As we have pointed out, the main advantage of 64-bit processing is in addressing over 4GB of RAM, and the iPhone 5s only offers 1GB of RAM. Qualcomm's senior vice president and chief marketing officer, Anand Chandrasekher, echoes this point and adds "You don't really need it for performance, and the kinds of applications that 64-bit get used in mostly are large, server-class applications." He also says on the topic:
Chandrasekher also said that it "makes sense" for Qualcomm to get into 64-bit mobile chips "from an engineering efficiency standpoint", so it does make his comments a bit odd. He did not say when Qualcomm would introduce a 64-bit chip, but did say that he doesn't believe consumer or hardware makers will be drive demand for 64-bit chips. That makes us wonder what exactly would would drive demand, if anything.

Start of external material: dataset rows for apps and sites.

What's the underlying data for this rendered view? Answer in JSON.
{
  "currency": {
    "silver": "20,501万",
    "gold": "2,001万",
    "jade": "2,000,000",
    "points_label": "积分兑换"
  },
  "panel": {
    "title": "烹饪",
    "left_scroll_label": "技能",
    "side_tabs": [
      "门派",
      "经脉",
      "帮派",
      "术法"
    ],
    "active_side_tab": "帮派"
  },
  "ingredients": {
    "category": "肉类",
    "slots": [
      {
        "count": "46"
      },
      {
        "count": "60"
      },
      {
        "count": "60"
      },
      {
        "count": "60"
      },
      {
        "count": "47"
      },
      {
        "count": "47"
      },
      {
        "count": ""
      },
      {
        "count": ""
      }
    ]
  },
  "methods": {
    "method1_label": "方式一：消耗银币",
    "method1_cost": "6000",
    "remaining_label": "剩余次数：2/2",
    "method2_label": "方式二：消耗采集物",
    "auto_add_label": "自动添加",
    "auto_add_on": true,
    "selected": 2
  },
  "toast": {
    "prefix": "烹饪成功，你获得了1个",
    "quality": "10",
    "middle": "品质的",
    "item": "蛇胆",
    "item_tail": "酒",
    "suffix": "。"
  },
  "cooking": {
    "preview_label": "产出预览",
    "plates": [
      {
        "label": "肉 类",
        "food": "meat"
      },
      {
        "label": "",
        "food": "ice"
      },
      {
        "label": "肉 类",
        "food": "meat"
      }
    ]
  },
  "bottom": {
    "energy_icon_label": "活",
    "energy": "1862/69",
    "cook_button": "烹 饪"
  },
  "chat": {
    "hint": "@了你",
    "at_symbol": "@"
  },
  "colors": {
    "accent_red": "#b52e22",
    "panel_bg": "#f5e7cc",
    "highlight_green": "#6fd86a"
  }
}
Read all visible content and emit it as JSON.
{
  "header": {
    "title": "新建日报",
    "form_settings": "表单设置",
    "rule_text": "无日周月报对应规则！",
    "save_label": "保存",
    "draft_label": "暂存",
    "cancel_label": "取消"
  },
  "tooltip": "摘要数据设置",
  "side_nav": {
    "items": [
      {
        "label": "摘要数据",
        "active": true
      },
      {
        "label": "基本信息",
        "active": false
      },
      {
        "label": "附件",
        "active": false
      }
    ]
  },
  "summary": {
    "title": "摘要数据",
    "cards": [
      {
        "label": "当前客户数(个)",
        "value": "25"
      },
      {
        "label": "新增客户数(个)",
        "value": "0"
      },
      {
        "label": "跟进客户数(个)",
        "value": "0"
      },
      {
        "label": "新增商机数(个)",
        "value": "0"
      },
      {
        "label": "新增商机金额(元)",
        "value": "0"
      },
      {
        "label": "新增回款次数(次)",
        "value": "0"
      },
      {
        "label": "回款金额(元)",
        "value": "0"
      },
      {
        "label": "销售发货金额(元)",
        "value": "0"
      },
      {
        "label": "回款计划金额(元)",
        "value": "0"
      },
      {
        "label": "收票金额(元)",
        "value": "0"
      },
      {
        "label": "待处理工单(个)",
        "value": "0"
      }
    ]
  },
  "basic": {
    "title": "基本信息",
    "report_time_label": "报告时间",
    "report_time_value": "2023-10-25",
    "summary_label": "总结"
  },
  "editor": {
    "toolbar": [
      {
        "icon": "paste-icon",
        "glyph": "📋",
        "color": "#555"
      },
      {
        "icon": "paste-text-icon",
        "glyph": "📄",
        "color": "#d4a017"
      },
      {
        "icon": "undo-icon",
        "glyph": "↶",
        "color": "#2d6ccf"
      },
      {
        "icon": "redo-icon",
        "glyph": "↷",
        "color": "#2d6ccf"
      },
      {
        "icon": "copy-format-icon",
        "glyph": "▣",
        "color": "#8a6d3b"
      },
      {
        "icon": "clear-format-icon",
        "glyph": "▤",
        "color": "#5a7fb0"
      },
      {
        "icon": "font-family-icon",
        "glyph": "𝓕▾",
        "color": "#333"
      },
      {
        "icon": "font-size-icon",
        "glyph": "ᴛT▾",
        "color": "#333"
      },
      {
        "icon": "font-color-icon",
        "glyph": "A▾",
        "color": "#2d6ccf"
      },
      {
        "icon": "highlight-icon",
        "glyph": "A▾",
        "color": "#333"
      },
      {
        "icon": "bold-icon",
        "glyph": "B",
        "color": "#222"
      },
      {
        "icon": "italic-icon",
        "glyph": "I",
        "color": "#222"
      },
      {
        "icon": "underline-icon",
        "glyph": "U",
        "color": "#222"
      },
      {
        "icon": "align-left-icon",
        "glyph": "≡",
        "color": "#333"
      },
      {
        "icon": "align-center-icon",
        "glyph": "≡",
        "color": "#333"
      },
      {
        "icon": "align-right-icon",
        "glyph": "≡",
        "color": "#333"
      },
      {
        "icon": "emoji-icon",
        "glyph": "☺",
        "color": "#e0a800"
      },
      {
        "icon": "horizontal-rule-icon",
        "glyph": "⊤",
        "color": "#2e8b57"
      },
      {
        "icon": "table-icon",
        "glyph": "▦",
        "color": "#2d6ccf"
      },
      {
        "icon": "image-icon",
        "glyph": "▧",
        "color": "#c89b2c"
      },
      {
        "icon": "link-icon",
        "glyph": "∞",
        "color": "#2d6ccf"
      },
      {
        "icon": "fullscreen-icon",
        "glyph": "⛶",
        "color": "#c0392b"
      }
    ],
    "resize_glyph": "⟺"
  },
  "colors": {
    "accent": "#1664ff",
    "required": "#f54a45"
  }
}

Of course, the noise about 64-bit has extended beyond Apple, because Samsung has not only promised "64-bit functionality", we have heard that Samsung is in the final stages of designing a 64-bit Exynos processor. And, since Android already has 64-bit support built in because of its Linux kernel base, it should be easy enough for Samsung to implement. But, Samsung will face the same issue that apps won't be optimized, so the actual benefits could be negligible.